Molly Wobbly’s
March 14, 2014  //  By:   //  Musicals, Reviews  //  Comments are off

Originally titled Molly Wobblys Tit Factory, the show was planned to be staged at the Hackney Empire in September 2013. Sadly, just hours before the first show, a financial backer pulled out and the show was cancelled. Six months later and producer Jamie Chapman Dixon has given the show a new lease of life in the intimate members club next door to the Phoenix Theatre (current home of Once the Musical).

Set in the town of Little Happening, we follow three couples through their troubled marriages and the wives desperate attempts to feel desirable again after years of sexual unfulfillment. When The creepy Mr I Thank You arrives in town, he preys on the three women and feeds them a magical cocktail that makes them feel sexually aroused and have only one thing on their minds. Undergoing surgery to increase the size of their breasts.

Leanne Jones carries the show as Margaret. Her voice is pure musical theatre. Conleth Kane plays the overtly feminine Jake, who’s tight jeans and Mariah Carey riffs make it clear why he has no interest in sleeping with his wife Jemma. Robbie, played by Christopher Finn is the eye candy in the performance. With his dark hair and stubble I am sure many girls (and boys) in the audience would have happily helped to satisfy him! Jordan Lee Davies comes into the show quite late on but gives the comedy performance of the night (including break dance routine).

The Phoenix Arts Club is an interesting choice of venue for a performance like this. Usually just a bar, it surprisingly fits around 60 seats in order to stage the show. However due to lack of space there is no live band and songs are sung to backing tracks which does detract somewhat from the performance.

If you’re a fan of comedy and sexual innuendos, then Molly Wobblys at the Phoenix Arts Club is the show for you. It’s fun and camp and doesn’t take itself too seriously. Whether this would have worked at a large venue like Hackney Empire I’m not sure but the intimate vibe of the Phoenix made the audience feel involved, which is what a show like this needs.

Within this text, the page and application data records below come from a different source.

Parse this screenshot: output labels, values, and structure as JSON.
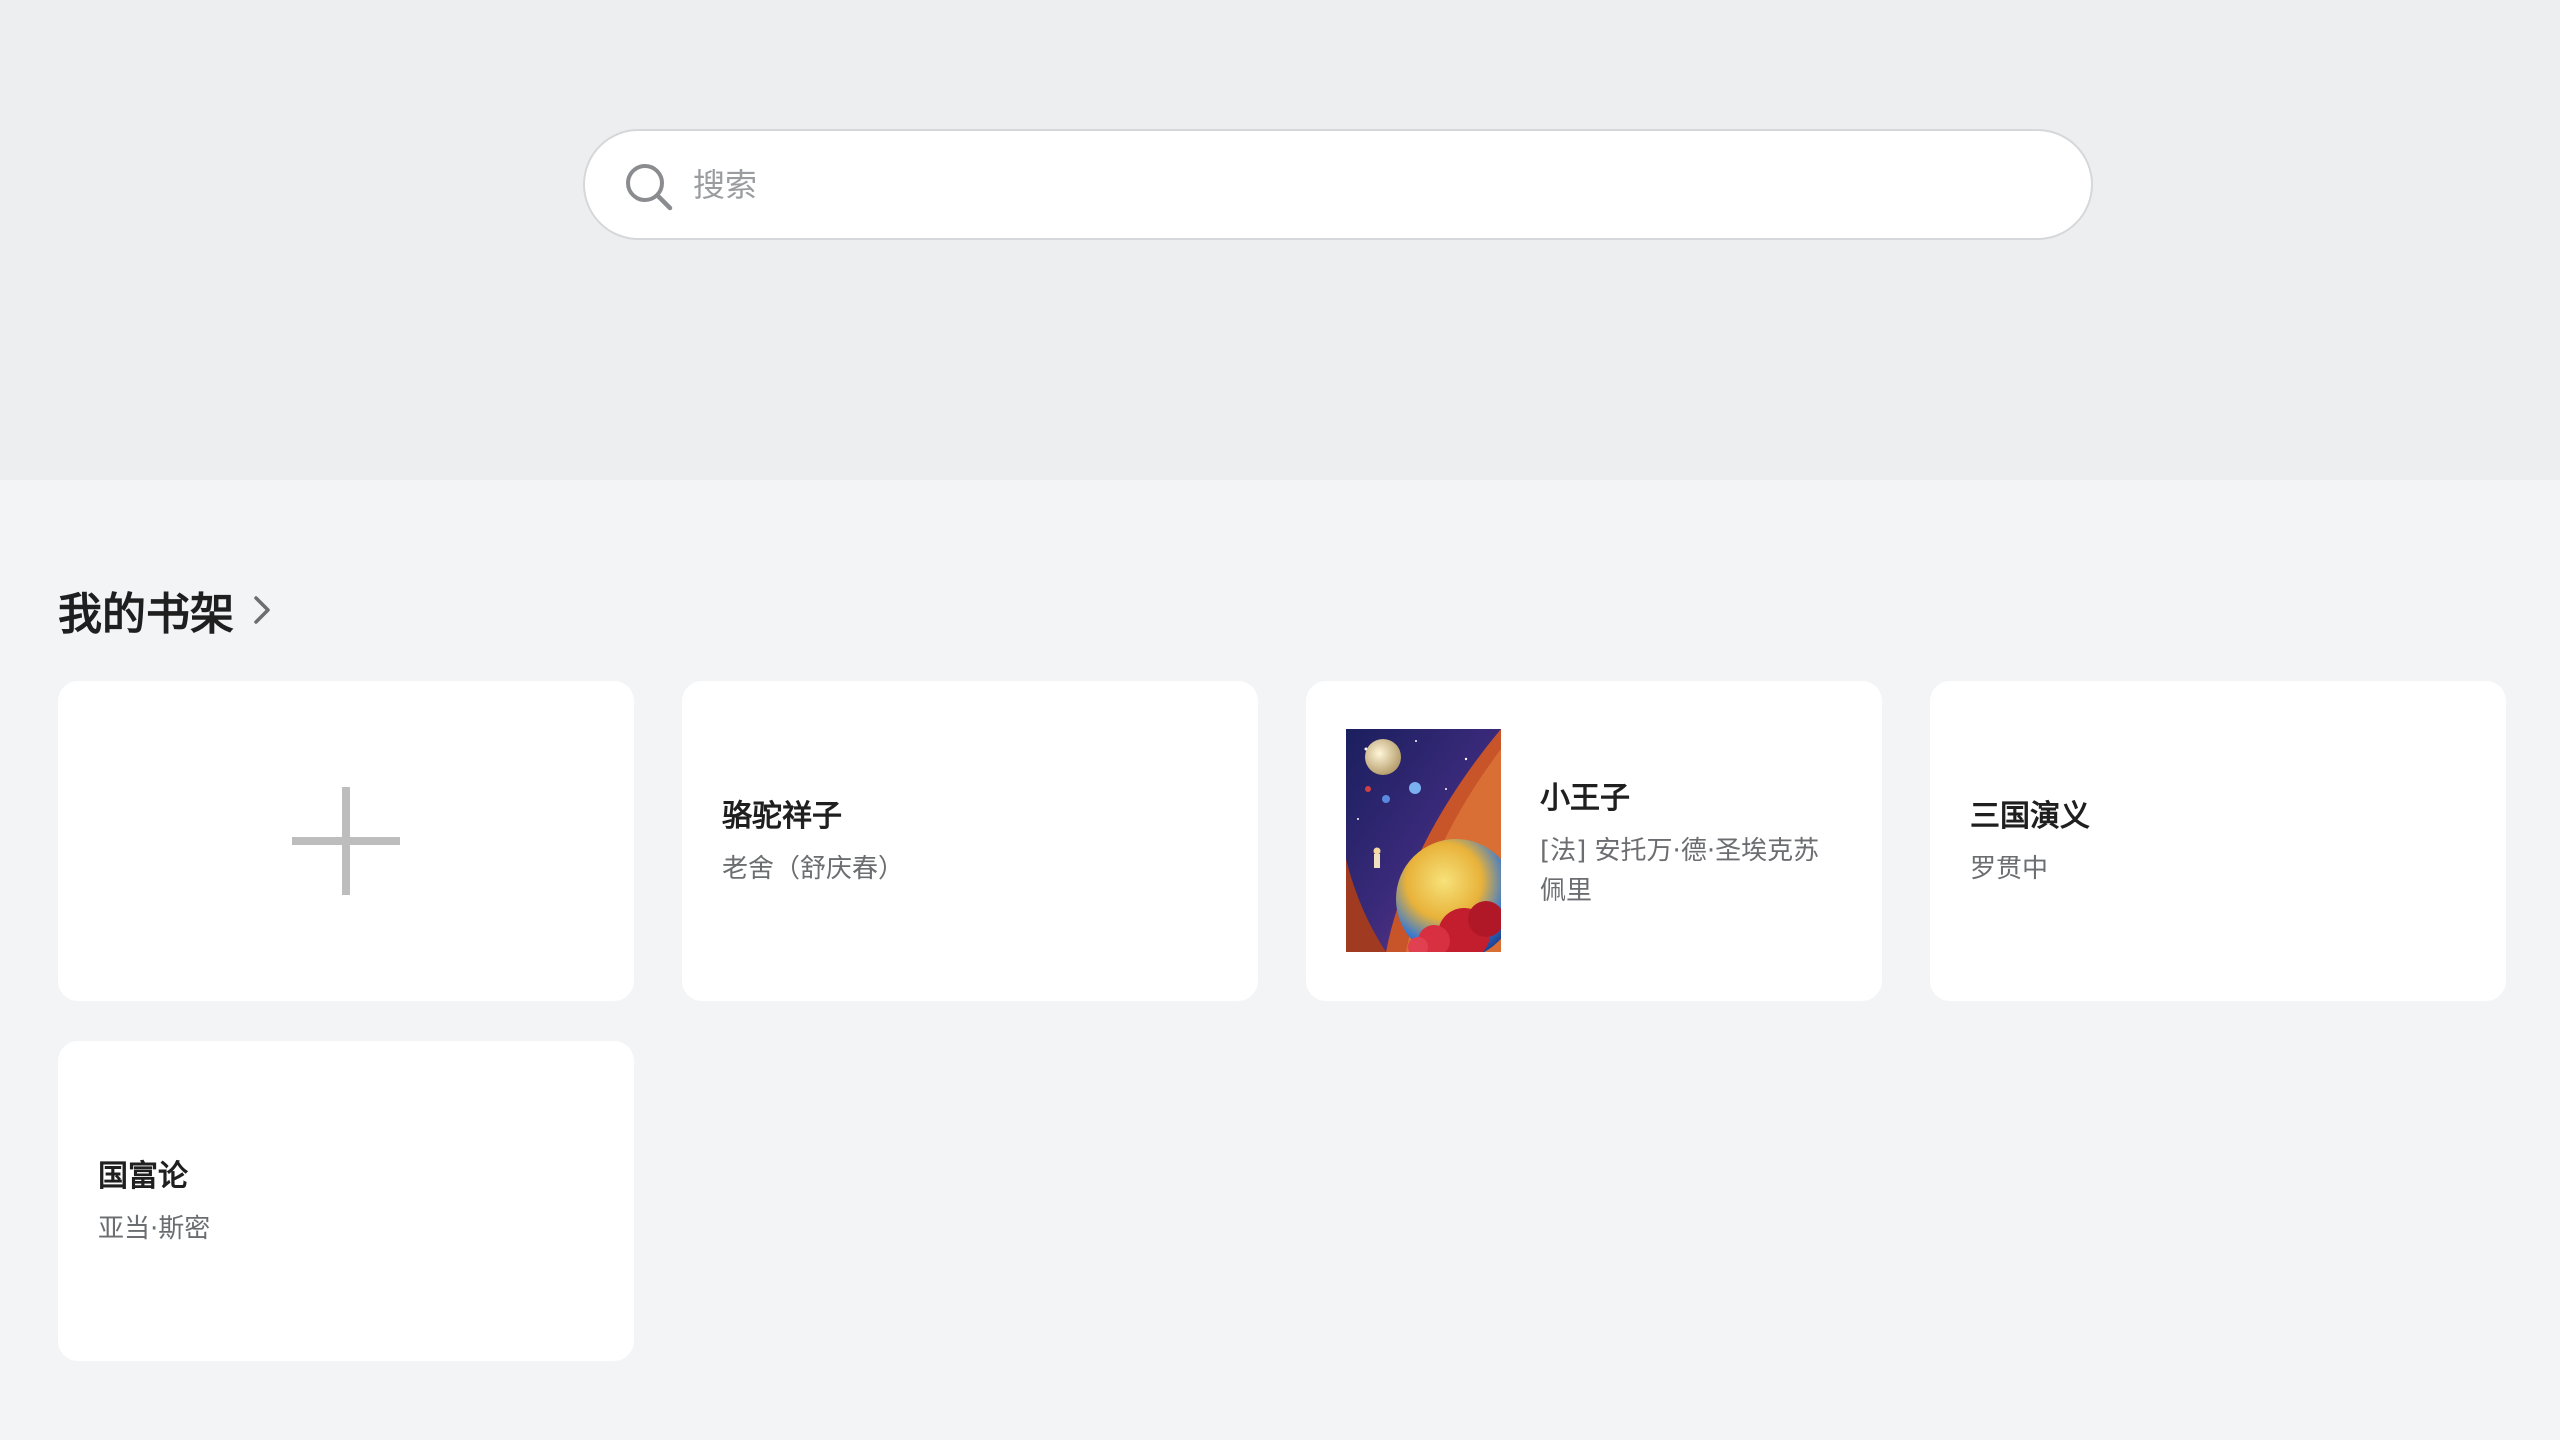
{
  "search": {
    "placeholder": "搜索",
    "value": ""
  },
  "shelf": {
    "title": "我的书架",
    "add_icon": "plus-icon",
    "books": [
      {
        "title": "骆驼祥子",
        "author": "老舍（舒庆春）",
        "has_cover": false
      },
      {
        "title": "小王子",
        "author": "[法] 安托万·德·圣埃克苏佩里",
        "has_cover": true,
        "cover": "space-planet-illustration"
      },
      {
        "title": "三国演义",
        "author": "罗贯中",
        "has_cover": false
      },
      {
        "title": "国富论",
        "author": "亚当·斯密",
        "has_cover": false
      }
    ]
  },
  "colors": {
    "top_bg": "#edeef0",
    "page_bg": "#f3f4f6",
    "card_bg": "#ffffff",
    "title_text": "#1f1f1f",
    "secondary_text": "#6b6d70",
    "plus": "#bdbdbd"
  }
}
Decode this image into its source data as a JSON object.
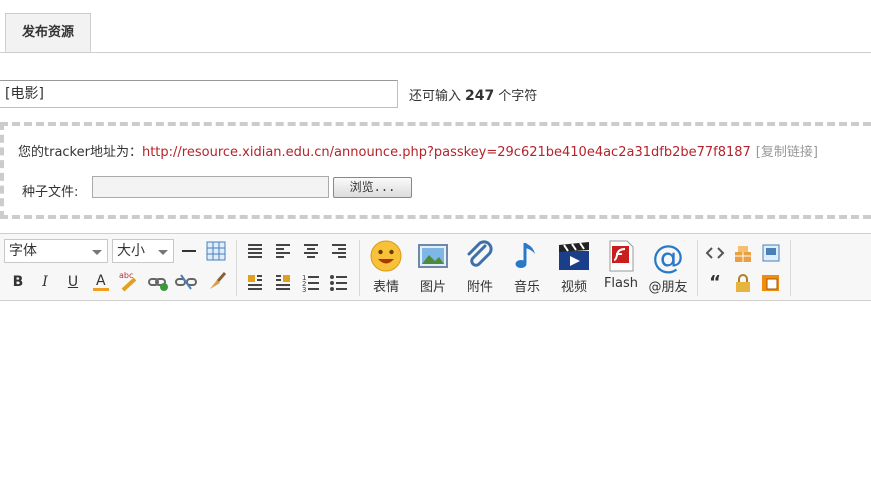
{
  "tab": {
    "label": "发布资源"
  },
  "title_field": {
    "value": "[电影]"
  },
  "counter": {
    "prefix": "还可输入",
    "count": "247",
    "suffix": "个字符"
  },
  "tracker": {
    "label": "您的tracker地址为：",
    "url": "http://resource.xidian.edu.cn/announce.php?passkey=29c621be410e4ac2a31dfb2be77f8187",
    "copy_link": "[复制链接]"
  },
  "torrent": {
    "label": "种子文件:",
    "browse_label": "浏览..."
  },
  "editor": {
    "font_select": "字体",
    "size_select": "大小",
    "big_buttons": [
      "表情",
      "图片",
      "附件",
      "音乐",
      "视频",
      "Flash",
      "@朋友"
    ]
  }
}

Whether Molly Wobbly will have any life after this run I’m not sure but it is nice that London has finally got to see it.


Reviewed by West End Wilma